Search the material below for the string "JSON". Return every line that holds it.

### Data shown
* * * * * * * * *

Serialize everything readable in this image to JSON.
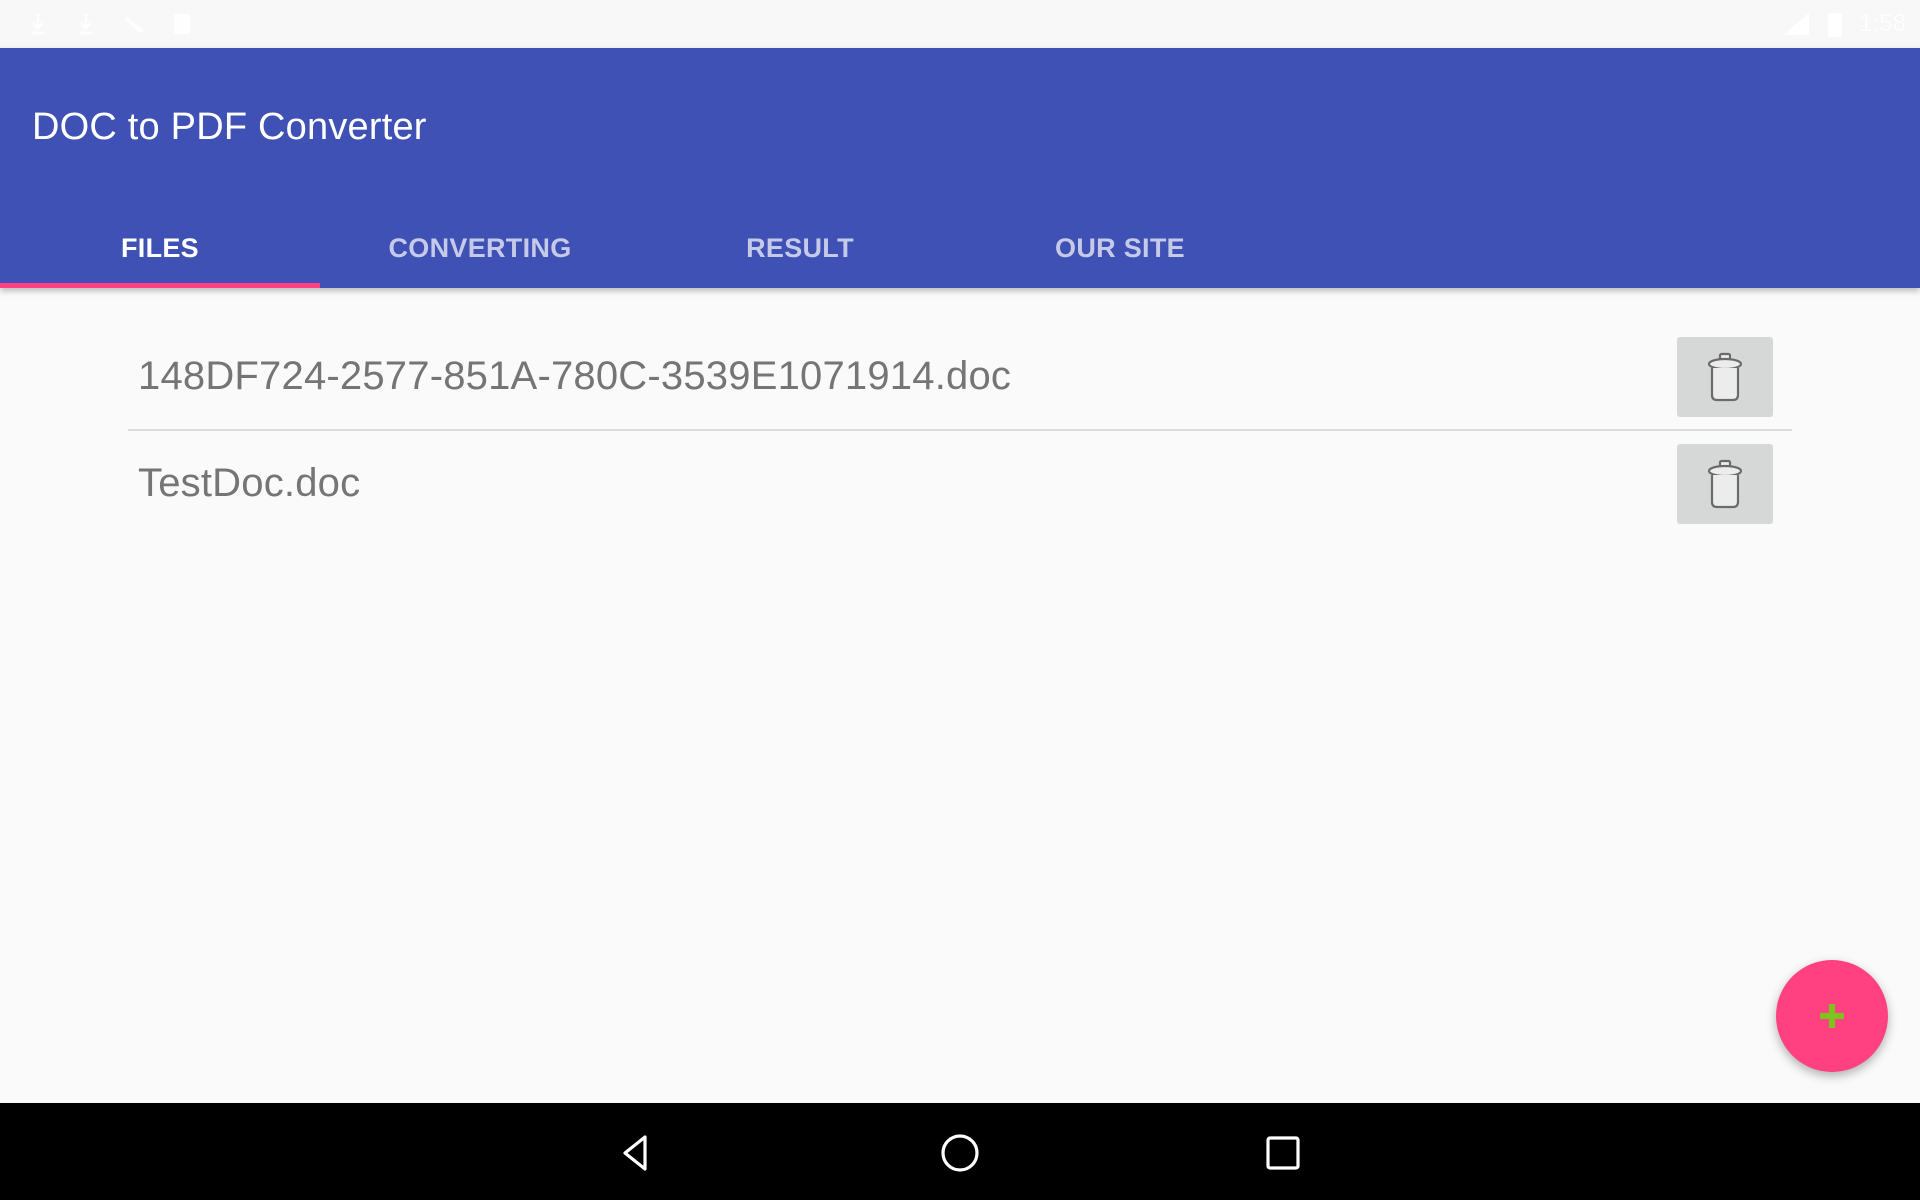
{
  "status_bar": {
    "left_icons": [
      "download-icon",
      "download-icon",
      "no-sim-icon",
      "sd-card-icon"
    ],
    "right_icons": [
      "wifi-signal-icon",
      "battery-icon"
    ],
    "time": "1:58"
  },
  "app_bar": {
    "title": "DOC to PDF Converter",
    "background_color": "#3f51b5"
  },
  "tabs": [
    {
      "label": "FILES",
      "active": true
    },
    {
      "label": "CONVERTING",
      "active": false
    },
    {
      "label": "RESULT",
      "active": false
    },
    {
      "label": "OUR SITE",
      "active": false
    }
  ],
  "tab_indicator_color": "#ff4081",
  "files": [
    {
      "name": "148DF724-2577-851A-780C-3539E1071914.doc",
      "action_icon": "trash-icon"
    },
    {
      "name": "TestDoc.doc",
      "action_icon": "trash-icon"
    }
  ],
  "fab": {
    "icon": "plus-icon",
    "background_color": "#ff4081",
    "icon_color": "#7cc41a"
  },
  "nav_bar": {
    "buttons": [
      "back-icon",
      "home-icon",
      "recents-icon"
    ]
  }
}
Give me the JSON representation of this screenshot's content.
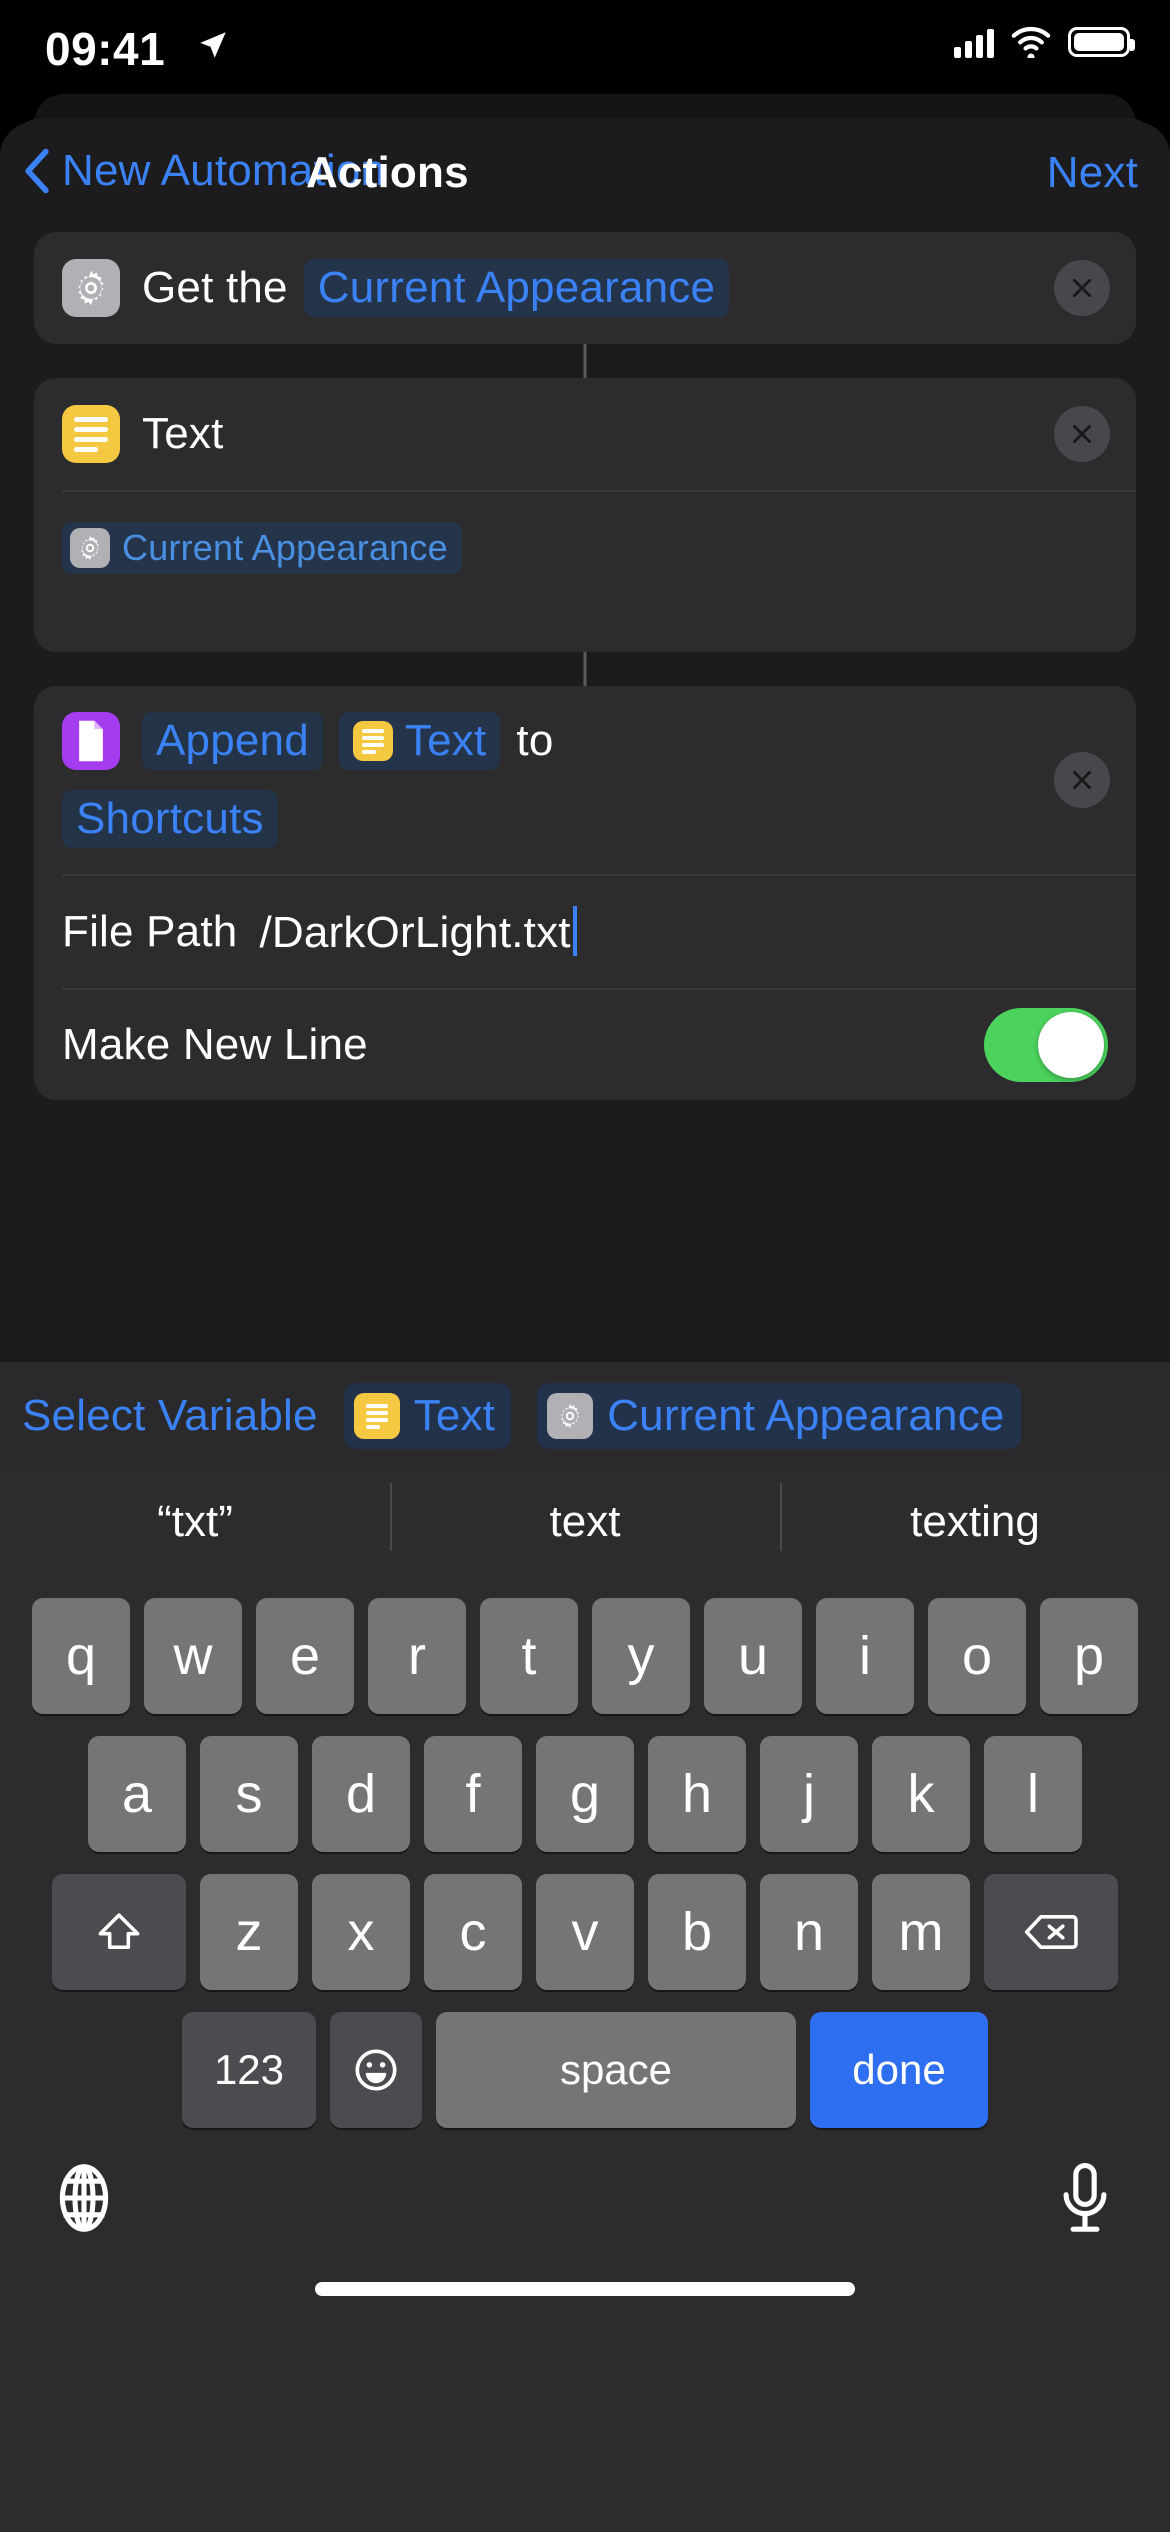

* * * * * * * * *

### Problem solution
Serialize everything readable in this image to JSON.
Give me the JSON representation of this screenshot's content.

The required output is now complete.